Work instruction: Retype every line of the records exactly.

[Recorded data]
+ + + + +

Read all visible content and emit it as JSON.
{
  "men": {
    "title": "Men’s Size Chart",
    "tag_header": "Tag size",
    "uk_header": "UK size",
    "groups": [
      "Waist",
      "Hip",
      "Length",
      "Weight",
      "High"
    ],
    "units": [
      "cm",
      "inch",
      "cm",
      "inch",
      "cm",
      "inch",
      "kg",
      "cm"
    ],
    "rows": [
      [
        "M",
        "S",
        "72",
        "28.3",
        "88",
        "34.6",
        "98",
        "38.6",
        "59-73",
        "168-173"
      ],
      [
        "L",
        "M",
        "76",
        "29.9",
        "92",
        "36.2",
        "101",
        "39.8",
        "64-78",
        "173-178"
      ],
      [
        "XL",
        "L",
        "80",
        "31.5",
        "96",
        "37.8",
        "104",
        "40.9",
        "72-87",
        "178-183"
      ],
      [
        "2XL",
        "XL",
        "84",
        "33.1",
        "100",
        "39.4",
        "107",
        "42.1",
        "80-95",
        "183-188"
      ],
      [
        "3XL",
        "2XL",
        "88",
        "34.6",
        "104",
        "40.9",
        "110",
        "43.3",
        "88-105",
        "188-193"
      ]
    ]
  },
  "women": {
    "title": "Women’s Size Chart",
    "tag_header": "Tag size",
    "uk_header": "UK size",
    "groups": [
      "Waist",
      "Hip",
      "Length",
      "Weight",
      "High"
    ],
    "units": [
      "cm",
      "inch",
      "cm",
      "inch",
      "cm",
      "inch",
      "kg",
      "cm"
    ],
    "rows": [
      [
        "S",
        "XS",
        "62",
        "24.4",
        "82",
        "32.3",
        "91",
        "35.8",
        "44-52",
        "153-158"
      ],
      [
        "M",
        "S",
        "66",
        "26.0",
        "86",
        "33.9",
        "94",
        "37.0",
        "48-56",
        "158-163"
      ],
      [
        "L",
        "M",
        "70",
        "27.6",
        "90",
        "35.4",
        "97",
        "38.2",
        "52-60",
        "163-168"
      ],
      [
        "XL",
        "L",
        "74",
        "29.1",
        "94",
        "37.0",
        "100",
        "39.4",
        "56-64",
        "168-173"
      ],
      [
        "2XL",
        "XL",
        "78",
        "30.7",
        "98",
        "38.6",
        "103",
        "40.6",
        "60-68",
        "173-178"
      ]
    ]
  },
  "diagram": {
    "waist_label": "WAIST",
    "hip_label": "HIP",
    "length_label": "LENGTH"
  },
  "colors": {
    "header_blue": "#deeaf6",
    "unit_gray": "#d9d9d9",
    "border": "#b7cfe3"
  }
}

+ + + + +

Answer for this exercise:
Read all visible content and emit it as JSON.
{
  "men": {
    "title": "Men’s Size Chart",
    "tag_header": "Tag size",
    "uk_header": "UK size",
    "groups": [
      "Waist",
      "Hip",
      "Length",
      "Weight",
      "High"
    ],
    "units": [
      "cm",
      "inch",
      "cm",
      "inch",
      "cm",
      "inch",
      "kg",
      "cm"
    ],
    "rows": [
      [
        "M",
        "S",
        "72",
        "28.3",
        "88",
        "34.6",
        "98",
        "38.6",
        "59-73",
        "168-173"
      ],
      [
        "L",
        "M",
        "76",
        "29.9",
        "92",
        "36.2",
        "101",
        "39.8",
        "64-78",
        "173-178"
      ],
      [
        "XL",
        "L",
        "80",
        "31.5",
        "96",
        "37.8",
        "104",
        "40.9",
        "72-87",
        "178-183"
      ],
      [
        "2XL",
        "XL",
        "84",
        "33.1",
        "100",
        "39.4",
        "107",
        "42.1",
        "80-95",
        "183-188"
      ],
      [
        "3XL",
        "2XL",
        "88",
        "34.6",
        "104",
        "40.9",
        "110",
        "43.3",
        "88-105",
        "188-193"
      ]
    ]
  },
  "women": {
    "title": "Women’s Size Chart",
    "tag_header": "Tag size",
    "uk_header": "UK size",
    "groups": [
      "Waist",
      "Hip",
      "Length",
      "Weight",
      "High"
    ],
    "units": [
      "cm",
      "inch",
      "cm",
      "inch",
      "cm",
      "inch",
      "kg",
      "cm"
    ],
    "rows": [
      [
        "S",
        "XS",
        "62",
        "24.4",
        "82",
        "32.3",
        "91",
        "35.8",
        "44-52",
        "153-158"
      ],
      [
        "M",
        "S",
        "66",
        "26.0",
        "86",
        "33.9",
        "94",
        "37.0",
        "48-56",
        "158-163"
      ],
      [
        "L",
        "M",
        "70",
        "27.6",
        "90",
        "35.4",
        "97",
        "38.2",
        "52-60",
        "163-168"
      ],
      [
        "XL",
        "L",
        "74",
        "29.1",
        "94",
        "37.0",
        "100",
        "39.4",
        "56-64",
        "168-173"
      ],
      [
        "2XL",
        "XL",
        "78",
        "30.7",
        "98",
        "38.6",
        "103",
        "40.6",
        "60-68",
        "173-178"
      ]
    ]
  },
  "diagram": {
    "waist_label": "WAIST",
    "hip_label": "HIP",
    "length_label": "LENGTH"
  },
  "colors": {
    "header_blue": "#deeaf6",
    "unit_gray": "#d9d9d9",
    "border": "#b7cfe3"
  }
}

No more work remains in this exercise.